EXERCISE PROMPT
Look through the lines below, find those with the word "title", and copy them.

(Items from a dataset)
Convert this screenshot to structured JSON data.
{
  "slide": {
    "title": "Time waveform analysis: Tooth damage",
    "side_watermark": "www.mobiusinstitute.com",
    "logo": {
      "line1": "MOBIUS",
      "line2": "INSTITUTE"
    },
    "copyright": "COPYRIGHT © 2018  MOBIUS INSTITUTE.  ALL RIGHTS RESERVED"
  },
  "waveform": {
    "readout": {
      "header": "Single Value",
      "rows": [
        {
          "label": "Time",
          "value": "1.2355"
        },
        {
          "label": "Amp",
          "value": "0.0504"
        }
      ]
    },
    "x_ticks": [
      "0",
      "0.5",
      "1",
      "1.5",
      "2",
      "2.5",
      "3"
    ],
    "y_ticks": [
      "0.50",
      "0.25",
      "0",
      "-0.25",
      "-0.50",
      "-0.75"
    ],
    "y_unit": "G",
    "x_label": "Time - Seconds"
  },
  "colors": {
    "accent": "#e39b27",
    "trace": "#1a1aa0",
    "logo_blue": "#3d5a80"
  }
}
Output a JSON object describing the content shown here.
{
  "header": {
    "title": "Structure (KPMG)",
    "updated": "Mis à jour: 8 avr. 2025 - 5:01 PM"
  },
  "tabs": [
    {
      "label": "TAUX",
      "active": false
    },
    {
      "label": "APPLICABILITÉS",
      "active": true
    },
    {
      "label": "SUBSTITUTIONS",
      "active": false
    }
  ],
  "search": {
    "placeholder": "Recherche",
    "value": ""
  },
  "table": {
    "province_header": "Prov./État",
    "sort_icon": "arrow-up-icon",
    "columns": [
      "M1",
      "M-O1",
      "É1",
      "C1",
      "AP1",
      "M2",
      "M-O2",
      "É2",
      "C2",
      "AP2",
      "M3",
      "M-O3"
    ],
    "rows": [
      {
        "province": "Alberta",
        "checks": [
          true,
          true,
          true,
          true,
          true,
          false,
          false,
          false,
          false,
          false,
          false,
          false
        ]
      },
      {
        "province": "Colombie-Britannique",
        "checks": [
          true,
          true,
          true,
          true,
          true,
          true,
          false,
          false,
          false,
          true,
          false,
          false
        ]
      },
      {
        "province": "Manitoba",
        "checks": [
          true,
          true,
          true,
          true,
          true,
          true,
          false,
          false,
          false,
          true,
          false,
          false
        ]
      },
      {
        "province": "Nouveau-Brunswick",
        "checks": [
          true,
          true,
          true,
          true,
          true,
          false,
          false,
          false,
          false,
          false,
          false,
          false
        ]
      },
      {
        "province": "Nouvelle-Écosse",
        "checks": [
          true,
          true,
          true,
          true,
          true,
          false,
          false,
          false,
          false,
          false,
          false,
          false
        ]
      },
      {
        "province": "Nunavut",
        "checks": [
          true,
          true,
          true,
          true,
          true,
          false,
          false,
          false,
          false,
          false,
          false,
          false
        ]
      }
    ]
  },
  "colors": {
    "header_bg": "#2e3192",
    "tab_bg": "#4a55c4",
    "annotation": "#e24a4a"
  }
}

TASK ANSWER
    "title": "Time waveform analysis: Tooth damage",
    "title": "Structure (KPMG)",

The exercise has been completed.